What is needed - Filtering the records below, copy only those lines that include the word "JSON".

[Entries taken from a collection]
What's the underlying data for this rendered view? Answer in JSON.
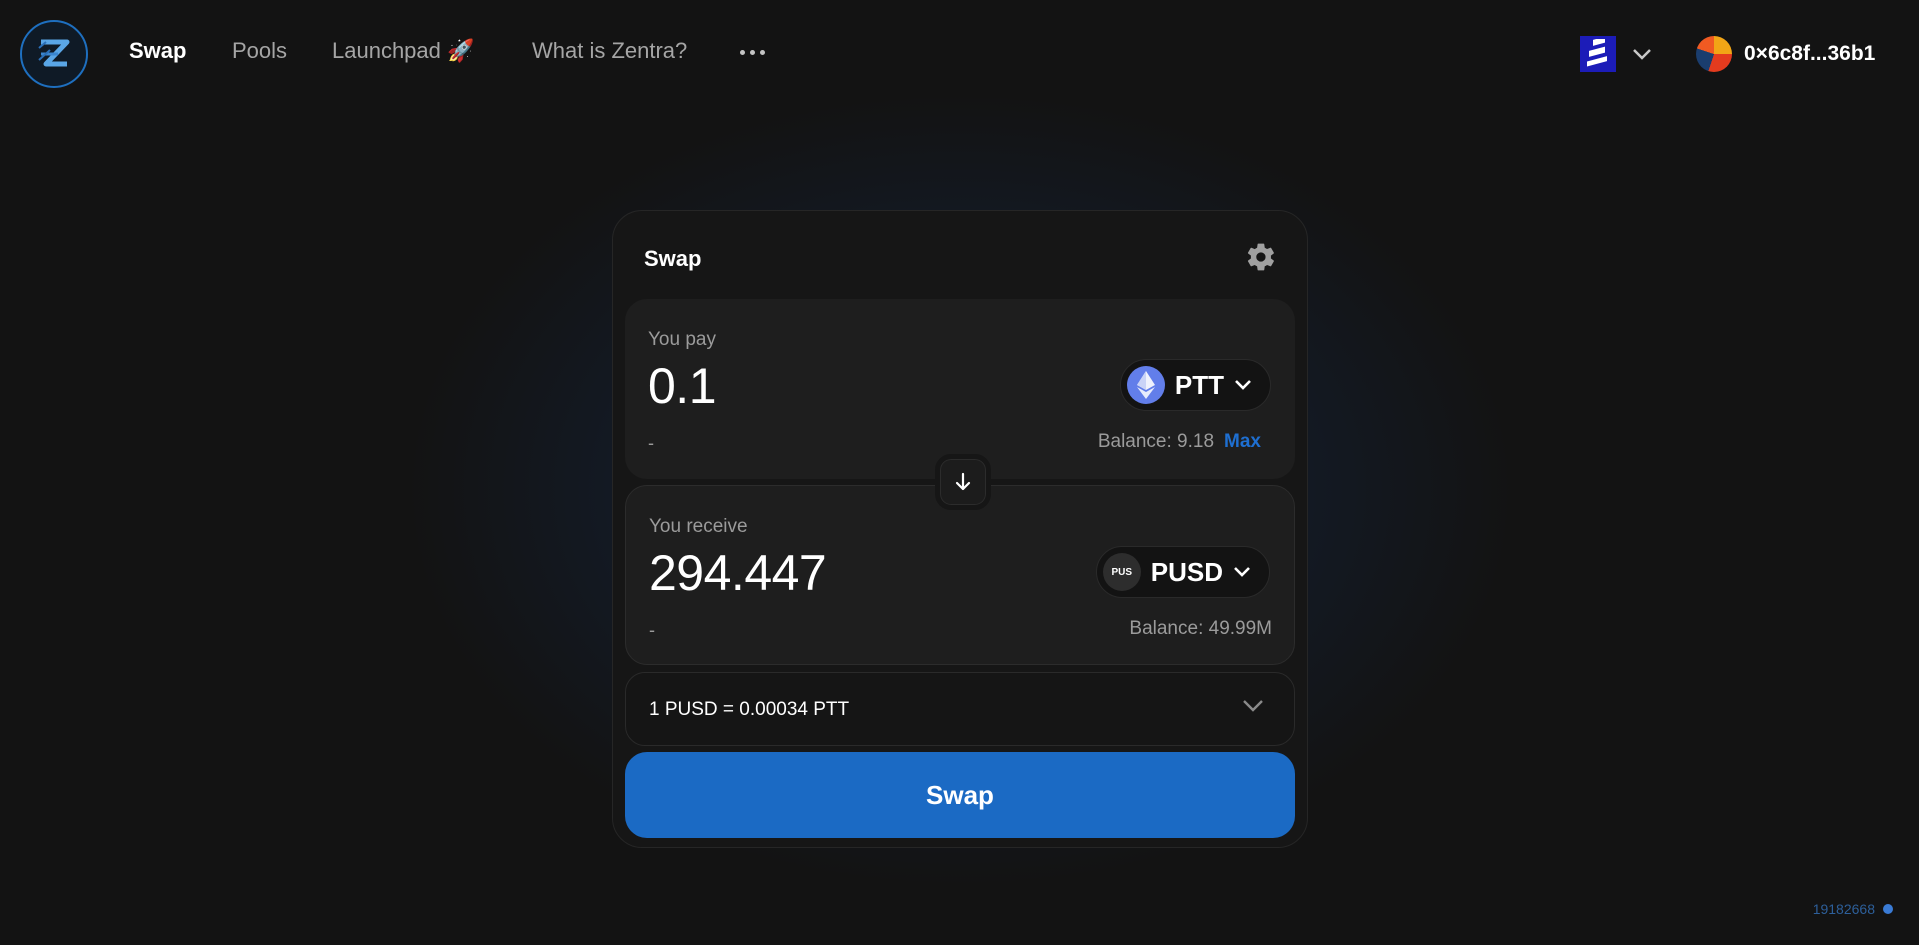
{
  "nav": {
    "items": [
      {
        "label": "Swap",
        "active": true
      },
      {
        "label": "Pools",
        "active": false
      },
      {
        "label": "Launchpad 🚀",
        "active": false
      },
      {
        "label": "What is Zentra?",
        "active": false
      }
    ],
    "more_icon": "more-dots-icon"
  },
  "header": {
    "chain_icon": "chain-logo-icon",
    "account_address": "0×6c8f...36b1"
  },
  "swap_card": {
    "title": "Swap",
    "settings_icon": "gear-icon",
    "pay": {
      "label": "You pay",
      "amount": "0.1",
      "usd_value": "-",
      "token": "PTT",
      "token_icon": "ethereum-icon",
      "balance": "Balance: 9.18",
      "max_label": "Max"
    },
    "receive": {
      "label": "You receive",
      "amount": "294.447",
      "usd_value": "-",
      "token": "PUSD",
      "token_icon_text": "PUS",
      "balance": "Balance: 49.99M"
    },
    "rate": "1 PUSD = 0.00034 PTT",
    "submit_label": "Swap"
  },
  "footer": {
    "block_number": "19182668"
  },
  "colors": {
    "accent": "#1b6ac4",
    "background": "#131313",
    "card": "#161616",
    "panel": "#1e1e1e"
  }
}
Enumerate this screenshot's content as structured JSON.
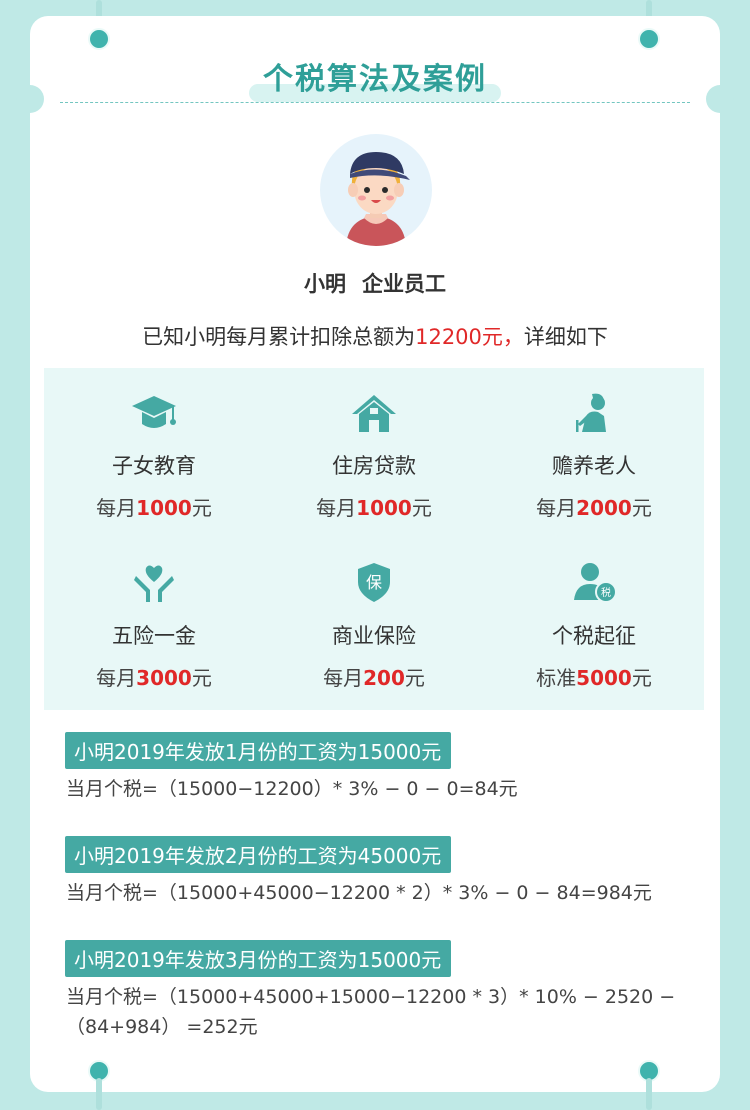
{
  "title": "个税算法及案例",
  "person": {
    "name": "小明",
    "role": "企业员工"
  },
  "summary": {
    "prefix": "已知小明每月累计扣除总额为",
    "highlight": "12200元，",
    "suffix": "详细如下"
  },
  "deductions": [
    {
      "icon": "graduation-cap-icon",
      "label": "子女教育",
      "prefix": "每月",
      "value": "1000",
      "unit": "元"
    },
    {
      "icon": "house-icon",
      "label": "住房贷款",
      "prefix": "每月",
      "value": "1000",
      "unit": "元"
    },
    {
      "icon": "elderly-person-icon",
      "label": "赡养老人",
      "prefix": "每月",
      "value": "2000",
      "unit": "元"
    },
    {
      "icon": "heart-hands-icon",
      "label": "五险一金",
      "prefix": "每月",
      "value": "3000",
      "unit": "元"
    },
    {
      "icon": "insurance-shield-icon",
      "label": "商业保险",
      "prefix": "每月",
      "value": "200",
      "unit": "元"
    },
    {
      "icon": "tax-person-icon",
      "label": "个税起征",
      "prefix": "标准",
      "value": "5000",
      "unit": "元"
    }
  ],
  "icon_glyphs": {
    "shield": "保",
    "tax": "税"
  },
  "cases": [
    {
      "title": "小明2019年发放1月份的工资为15000元",
      "formula": "当月个税=（15000−12200）* 3% − 0 − 0=84元"
    },
    {
      "title": "小明2019年发放2月份的工资为45000元",
      "formula": "当月个税=（15000+45000−12200 * 2）* 3% − 0 − 84=984元"
    },
    {
      "title": "小明2019年发放3月份的工资为15000元",
      "formula": "当月个税=（15000+45000+15000−12200 * 3）* 10% − 2520 − （84+984） =252元"
    }
  ],
  "colors": {
    "teal": "#45a9a3",
    "accent_red": "#e02828",
    "background": "#bfe9e6"
  }
}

Solution to the problem -
What's the underlying data for this rendered view? Answer in JSON.
Enumerate this screenshot's content as structured JSON.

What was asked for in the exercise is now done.